The true story of boxer Jim Braddock who, in the 1920s following his retirement, makes a surprise comeback in order to get him and his family out of a socially poor state.
The stereotypical sports movie about a character which goes from glory to hell and back to the glory again. The story is OK, but nothing new. Crowe performs well, but it is not one of his best movies. Giamatti is great, as always but Zellwegger is too cheesy in her role. Just an entertaining movie without any more intentions.

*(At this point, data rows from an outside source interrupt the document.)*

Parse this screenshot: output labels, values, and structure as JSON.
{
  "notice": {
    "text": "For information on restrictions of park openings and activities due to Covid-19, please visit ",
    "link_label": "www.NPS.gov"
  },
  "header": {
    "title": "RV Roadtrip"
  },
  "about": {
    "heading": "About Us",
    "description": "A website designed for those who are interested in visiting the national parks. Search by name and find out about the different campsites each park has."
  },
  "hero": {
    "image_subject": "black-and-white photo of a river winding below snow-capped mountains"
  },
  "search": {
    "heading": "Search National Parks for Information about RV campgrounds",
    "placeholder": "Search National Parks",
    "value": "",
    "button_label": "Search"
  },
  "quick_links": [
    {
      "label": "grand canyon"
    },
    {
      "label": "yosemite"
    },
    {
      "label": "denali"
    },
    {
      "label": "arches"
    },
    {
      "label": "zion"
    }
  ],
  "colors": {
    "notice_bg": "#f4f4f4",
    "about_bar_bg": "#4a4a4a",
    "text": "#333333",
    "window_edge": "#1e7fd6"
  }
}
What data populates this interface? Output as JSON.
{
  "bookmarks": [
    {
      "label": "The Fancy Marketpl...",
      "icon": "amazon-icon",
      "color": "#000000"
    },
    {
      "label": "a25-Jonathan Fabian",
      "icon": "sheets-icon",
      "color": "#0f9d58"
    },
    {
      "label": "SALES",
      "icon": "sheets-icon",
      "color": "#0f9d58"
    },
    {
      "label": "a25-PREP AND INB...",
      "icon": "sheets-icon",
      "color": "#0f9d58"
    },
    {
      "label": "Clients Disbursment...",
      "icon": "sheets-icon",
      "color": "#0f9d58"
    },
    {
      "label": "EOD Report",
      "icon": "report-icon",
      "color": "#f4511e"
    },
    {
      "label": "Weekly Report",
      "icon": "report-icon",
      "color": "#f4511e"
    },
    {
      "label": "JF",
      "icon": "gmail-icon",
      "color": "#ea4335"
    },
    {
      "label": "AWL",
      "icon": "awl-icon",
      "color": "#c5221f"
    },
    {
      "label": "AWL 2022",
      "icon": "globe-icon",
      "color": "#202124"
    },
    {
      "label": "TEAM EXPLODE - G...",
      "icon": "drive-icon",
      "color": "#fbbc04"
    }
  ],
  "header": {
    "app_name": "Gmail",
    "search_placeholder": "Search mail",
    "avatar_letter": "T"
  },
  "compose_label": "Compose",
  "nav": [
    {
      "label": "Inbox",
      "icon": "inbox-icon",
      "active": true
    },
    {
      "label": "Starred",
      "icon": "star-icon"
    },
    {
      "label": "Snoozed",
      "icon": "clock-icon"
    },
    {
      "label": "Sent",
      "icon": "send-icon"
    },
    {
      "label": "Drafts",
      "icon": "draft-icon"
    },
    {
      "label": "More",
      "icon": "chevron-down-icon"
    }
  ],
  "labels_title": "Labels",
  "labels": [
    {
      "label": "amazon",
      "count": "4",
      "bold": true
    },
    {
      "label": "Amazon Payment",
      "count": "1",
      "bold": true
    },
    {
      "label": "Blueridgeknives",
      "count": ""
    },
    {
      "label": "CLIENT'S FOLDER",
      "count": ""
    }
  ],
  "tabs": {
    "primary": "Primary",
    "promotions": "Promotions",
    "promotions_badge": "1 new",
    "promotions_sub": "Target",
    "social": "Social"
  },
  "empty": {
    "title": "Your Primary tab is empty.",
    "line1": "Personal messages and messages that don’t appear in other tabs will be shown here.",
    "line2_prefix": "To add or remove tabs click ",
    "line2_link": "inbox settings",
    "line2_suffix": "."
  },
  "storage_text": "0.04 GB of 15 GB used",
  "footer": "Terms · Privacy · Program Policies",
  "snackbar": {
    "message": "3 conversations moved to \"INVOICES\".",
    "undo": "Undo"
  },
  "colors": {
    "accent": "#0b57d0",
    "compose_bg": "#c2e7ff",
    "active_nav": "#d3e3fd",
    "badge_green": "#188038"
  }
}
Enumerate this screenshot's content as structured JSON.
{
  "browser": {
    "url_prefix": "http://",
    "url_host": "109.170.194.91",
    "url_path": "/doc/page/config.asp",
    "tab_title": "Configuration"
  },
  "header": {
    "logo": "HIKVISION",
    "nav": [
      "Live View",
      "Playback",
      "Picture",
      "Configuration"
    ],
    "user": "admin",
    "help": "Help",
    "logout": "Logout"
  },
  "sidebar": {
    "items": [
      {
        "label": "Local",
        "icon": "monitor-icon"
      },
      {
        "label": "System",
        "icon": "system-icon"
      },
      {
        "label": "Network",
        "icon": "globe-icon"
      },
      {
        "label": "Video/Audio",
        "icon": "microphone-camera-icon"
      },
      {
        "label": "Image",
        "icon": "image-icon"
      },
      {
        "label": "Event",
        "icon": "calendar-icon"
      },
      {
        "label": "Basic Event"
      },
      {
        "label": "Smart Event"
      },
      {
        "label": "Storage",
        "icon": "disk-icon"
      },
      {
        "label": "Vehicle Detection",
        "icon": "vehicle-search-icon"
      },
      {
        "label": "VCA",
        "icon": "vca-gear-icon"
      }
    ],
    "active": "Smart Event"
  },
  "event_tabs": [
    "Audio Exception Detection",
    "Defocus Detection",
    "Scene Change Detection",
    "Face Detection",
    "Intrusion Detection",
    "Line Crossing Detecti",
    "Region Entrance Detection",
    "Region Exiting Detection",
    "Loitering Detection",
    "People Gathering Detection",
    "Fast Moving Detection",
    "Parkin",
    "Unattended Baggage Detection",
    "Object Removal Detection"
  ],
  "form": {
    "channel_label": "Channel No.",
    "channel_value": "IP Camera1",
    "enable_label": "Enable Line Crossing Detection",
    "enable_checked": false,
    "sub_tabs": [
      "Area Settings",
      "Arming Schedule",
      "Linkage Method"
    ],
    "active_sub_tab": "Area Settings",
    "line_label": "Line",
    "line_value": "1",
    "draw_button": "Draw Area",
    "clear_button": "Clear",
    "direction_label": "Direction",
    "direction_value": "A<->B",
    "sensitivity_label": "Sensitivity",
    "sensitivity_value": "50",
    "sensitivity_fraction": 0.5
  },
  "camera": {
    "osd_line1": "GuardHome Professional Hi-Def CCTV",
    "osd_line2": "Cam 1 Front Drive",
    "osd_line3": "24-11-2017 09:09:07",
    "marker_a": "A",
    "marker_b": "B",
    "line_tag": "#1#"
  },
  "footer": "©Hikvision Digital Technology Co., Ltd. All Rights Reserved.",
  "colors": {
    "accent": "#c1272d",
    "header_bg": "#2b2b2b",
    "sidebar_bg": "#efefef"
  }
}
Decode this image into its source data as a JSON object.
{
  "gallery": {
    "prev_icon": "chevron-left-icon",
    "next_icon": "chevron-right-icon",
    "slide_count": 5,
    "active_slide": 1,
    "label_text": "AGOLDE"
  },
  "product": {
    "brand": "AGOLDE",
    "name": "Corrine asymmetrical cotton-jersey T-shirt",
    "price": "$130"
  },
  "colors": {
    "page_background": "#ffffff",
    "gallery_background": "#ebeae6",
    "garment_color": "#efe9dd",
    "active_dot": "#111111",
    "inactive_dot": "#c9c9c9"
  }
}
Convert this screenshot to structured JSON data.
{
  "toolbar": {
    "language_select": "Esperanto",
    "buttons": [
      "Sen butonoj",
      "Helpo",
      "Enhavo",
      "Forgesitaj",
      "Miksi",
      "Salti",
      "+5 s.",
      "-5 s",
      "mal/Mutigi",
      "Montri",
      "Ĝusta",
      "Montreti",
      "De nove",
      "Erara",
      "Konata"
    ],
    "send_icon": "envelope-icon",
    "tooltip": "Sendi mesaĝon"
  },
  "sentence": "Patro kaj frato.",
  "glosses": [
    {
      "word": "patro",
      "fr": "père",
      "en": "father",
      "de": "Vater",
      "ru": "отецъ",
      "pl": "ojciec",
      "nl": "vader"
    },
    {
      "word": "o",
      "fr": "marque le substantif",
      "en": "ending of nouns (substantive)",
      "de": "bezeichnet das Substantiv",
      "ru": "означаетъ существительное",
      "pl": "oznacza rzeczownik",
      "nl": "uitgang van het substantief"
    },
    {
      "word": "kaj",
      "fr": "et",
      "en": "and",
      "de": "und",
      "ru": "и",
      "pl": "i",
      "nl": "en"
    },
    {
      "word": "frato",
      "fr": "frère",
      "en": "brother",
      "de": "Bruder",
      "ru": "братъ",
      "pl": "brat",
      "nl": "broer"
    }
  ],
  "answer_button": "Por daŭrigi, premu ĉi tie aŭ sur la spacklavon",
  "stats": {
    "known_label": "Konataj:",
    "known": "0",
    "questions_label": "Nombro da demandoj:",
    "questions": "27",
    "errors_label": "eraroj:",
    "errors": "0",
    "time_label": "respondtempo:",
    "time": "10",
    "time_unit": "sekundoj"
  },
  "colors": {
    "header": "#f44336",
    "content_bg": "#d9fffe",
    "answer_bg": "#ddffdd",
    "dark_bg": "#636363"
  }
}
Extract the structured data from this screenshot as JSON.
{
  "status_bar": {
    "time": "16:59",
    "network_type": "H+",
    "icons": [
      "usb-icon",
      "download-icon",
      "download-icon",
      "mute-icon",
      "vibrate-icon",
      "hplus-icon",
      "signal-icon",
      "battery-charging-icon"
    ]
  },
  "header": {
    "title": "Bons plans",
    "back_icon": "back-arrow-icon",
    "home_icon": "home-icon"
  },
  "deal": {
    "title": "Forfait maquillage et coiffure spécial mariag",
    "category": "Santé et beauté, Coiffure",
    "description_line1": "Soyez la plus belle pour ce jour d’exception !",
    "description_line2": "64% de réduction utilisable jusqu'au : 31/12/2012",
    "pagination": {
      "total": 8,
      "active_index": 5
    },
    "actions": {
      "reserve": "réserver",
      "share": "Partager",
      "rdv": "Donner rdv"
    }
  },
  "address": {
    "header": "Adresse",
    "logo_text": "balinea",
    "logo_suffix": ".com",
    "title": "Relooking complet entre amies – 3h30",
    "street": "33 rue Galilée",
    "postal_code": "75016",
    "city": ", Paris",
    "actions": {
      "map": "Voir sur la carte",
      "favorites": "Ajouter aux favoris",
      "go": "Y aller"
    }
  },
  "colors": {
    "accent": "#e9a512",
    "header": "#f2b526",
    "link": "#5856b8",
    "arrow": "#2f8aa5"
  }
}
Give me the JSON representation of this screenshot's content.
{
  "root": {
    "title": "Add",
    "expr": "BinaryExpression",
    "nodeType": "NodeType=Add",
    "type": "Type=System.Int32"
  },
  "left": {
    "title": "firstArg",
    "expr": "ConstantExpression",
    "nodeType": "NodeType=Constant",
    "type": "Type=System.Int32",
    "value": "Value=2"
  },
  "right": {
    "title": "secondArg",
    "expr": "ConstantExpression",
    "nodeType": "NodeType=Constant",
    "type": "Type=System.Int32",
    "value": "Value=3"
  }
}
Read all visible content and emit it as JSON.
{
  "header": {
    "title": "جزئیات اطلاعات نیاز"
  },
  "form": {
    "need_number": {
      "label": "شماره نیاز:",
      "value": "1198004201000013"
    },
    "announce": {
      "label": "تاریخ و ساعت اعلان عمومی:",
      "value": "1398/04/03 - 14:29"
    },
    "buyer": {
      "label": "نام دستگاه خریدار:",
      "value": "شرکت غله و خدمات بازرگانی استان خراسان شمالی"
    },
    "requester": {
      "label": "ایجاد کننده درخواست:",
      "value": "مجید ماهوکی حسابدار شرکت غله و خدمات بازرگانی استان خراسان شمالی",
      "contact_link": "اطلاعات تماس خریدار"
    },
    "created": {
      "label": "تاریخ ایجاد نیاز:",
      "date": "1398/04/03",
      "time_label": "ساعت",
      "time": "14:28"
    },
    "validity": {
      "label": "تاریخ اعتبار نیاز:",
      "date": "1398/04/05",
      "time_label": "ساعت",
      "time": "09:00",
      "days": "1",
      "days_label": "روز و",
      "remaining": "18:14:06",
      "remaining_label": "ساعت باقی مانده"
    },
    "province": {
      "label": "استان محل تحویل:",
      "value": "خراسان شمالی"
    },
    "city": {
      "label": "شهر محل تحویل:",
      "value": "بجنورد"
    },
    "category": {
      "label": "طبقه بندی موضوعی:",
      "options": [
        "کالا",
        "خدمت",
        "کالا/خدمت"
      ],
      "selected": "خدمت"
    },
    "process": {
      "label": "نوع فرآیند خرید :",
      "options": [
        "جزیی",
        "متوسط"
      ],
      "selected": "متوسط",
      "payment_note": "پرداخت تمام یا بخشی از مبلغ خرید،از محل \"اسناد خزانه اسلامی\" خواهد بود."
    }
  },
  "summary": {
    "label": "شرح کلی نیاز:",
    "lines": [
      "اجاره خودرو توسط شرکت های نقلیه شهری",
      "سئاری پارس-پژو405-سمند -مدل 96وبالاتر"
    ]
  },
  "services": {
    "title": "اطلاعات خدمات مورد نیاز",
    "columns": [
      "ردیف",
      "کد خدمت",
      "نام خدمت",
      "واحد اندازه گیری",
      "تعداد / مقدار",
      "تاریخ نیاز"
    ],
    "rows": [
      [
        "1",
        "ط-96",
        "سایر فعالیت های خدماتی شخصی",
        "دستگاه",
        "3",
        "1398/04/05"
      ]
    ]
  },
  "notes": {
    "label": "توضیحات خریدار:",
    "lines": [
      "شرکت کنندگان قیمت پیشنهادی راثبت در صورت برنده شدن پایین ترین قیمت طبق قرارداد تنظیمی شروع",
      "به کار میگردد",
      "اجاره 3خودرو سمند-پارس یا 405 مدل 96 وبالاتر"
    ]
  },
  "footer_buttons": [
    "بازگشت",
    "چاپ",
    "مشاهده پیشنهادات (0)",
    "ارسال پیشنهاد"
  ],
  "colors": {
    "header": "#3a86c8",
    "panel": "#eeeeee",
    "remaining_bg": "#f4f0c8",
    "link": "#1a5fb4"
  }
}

This is a fine boxing movie, one that relies more on the fighter’s personal story than endless scenes of boxing brutality. James Braddock’s final rise to the championship was an inspirational example during the lull in between the headline-grabbing reigns of Jack Dempsey and Joe Louis, when the heavyweight title changed hands several times. My only complaint with Ron Howard’s film was its portrayal of Max Baer, the champion Braddock defeated to win the title. For dramatic purposes, they changed his personality and made him into a bullying, vicious person, to the point of making a crude comment about Braddock’s wife. They needed a bad guy so they made one. I became interested in Max Baer when I was a teen and read a lot about him over the decades. He was fierce when he meant business in the ring, but mostly he was happy go liucky and didn’t love the fight game. As a side note, Max Baer’s son was also upset at seeing this man he didn’t recognize as his father (this was Max Baer Jr., Jethro Bodean from the Beverly Hillbillies). But what can you do — making changes is standard procedure for movies based on real events. They are often still worth watching. Just don’t use them for research for a school project, right?